  • THE KIDS ARE ALL RIGHT ONLINE: TEEN GIRLS' EXPERIENCES WITH SELF-PRESENTATION, IMPRESSION MANAGEMENT & AGGRESSION ON FACEBOOK

    Author:
    Alison Hill
    Year of Dissertation:
    2014
    Program:
    Sociology
    Advisor:
    William Kornblum
    Abstract:

    Abstract THE KIDS ARE ALL RIGHT ONLINE: TEEN GIRLS' EXPERIENCES WITH SELF-PRESENTATION, IMPRESSION MANAGEMENT & AGGRESSION ON FACEBOOK by ALISON M. HILL Online social network participation is widespread among American adolescents. Prolific creators, consumers and curators of content, they write themselves into being (boyd, 2007) on social network sites like Facebook. Drawing on Erving Goffman's study of symbolic interaction in the form of dramaturgical perspective and The Third Person Effect, this research explores how young women ages 14-17 craft their self-presentations, engage in impression management, and experience aggression and bullying on Facebook. I propose that the majority of this age cohort craft online self-presentations that are consistent with their offline selves, yet they believe that other girls their age use their profiles to craft distinct online portrayals. I hypothesize that girls who restrict their privacy settings to "viewable by friends only" have fewer experiences with aggression and bullying than those who don't. I analyze these data from the perspective of youth culture on Facebook and the discourse of digital citizenship. Data for this research comes from the Girl Scouts Research Institute's "Who's that Girl?

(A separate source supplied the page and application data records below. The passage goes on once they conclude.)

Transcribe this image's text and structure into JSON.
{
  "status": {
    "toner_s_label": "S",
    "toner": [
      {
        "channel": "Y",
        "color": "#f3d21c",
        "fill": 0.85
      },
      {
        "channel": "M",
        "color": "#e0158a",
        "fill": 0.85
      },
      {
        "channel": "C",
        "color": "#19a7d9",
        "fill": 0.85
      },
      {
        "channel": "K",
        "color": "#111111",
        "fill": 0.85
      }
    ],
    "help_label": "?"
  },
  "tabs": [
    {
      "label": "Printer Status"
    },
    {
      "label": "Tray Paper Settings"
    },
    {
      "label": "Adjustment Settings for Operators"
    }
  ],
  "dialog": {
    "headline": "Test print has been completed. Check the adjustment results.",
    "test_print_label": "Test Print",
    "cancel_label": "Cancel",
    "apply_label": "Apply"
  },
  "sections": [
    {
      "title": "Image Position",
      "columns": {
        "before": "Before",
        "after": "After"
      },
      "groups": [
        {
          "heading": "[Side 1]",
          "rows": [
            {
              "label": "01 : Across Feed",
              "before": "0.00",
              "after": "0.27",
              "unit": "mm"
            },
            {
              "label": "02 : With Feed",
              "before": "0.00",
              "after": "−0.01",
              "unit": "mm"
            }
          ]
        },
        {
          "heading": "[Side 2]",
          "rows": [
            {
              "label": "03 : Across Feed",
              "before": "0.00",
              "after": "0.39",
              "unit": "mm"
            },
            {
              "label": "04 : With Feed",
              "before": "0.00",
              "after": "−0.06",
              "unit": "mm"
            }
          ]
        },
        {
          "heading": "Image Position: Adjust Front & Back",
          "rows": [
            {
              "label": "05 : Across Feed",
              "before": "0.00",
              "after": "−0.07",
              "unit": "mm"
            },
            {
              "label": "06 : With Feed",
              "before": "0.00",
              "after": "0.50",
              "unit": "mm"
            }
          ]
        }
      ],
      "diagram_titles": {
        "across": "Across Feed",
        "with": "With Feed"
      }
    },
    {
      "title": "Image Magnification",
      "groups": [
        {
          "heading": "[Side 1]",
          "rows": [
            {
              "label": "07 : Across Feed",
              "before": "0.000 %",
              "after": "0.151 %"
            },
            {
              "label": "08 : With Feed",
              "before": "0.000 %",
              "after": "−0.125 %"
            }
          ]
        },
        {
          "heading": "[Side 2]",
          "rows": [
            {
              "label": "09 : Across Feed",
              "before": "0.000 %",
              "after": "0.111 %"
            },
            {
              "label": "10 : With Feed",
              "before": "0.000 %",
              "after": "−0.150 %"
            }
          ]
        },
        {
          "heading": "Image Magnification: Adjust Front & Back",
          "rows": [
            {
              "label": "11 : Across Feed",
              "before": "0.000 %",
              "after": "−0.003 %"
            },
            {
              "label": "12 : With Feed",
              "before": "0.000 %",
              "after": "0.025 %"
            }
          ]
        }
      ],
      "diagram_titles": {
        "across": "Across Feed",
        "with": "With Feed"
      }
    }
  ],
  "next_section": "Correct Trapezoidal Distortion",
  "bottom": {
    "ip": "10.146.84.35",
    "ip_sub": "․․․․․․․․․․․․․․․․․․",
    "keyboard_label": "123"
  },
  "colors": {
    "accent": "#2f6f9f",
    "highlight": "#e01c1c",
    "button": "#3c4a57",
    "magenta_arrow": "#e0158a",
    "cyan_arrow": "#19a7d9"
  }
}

Image and Social Media Survey," fielded through online interviews in 2010 to a geographic mix of individuals consistent with U.S. Census figures. Respondents are 1,026 young women (Girl Scouts and non- Girl Scouts) evenly distributed across the ages of 14-17 who have profiles on at least one social network site, including Facebook. The majority of respondents report that they craft self-presentations on Facebook that reflect their offline self-portrayals, yet they believe most other girls their age do so in ways that make themselves look different and cooler than they really are. Those who restrict the three sections of their Facebook profiles to viewable by friends only experience fewer incidences of aggression than those who don't. These findings suggest strategies for understanding the lives of youth online and how to connect their behavior to the conversation around digital citizenship.